* **Exercise aim**: Read the records below and copy each line that contains "English".

* **Data for the task**:
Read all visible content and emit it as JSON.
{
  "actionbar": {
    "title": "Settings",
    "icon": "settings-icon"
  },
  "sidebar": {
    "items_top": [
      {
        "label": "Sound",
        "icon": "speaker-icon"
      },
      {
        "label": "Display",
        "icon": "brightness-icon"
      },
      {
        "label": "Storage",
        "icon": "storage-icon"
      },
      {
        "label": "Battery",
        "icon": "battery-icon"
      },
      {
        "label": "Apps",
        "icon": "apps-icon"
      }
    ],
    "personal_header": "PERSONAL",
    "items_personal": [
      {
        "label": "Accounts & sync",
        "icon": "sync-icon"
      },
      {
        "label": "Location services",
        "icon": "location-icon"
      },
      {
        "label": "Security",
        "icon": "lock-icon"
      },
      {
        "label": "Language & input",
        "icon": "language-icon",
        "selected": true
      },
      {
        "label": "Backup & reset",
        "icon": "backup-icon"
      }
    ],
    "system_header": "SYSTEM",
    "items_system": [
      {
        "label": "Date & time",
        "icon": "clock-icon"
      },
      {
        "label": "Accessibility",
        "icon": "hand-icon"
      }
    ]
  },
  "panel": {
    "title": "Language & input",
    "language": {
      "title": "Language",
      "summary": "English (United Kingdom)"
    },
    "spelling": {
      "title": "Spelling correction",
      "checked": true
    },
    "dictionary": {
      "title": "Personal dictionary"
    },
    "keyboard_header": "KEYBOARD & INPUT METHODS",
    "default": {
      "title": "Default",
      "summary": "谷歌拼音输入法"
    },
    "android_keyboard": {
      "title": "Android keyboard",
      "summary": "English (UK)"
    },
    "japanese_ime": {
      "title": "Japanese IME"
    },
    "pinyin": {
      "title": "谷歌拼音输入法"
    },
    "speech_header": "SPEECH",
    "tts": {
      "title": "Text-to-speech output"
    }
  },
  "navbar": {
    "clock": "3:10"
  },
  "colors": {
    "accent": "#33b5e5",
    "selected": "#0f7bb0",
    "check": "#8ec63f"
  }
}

* **Result of this exercise**:
      "summary": "English (United Kingdom)"
      "summary": "English (UK)"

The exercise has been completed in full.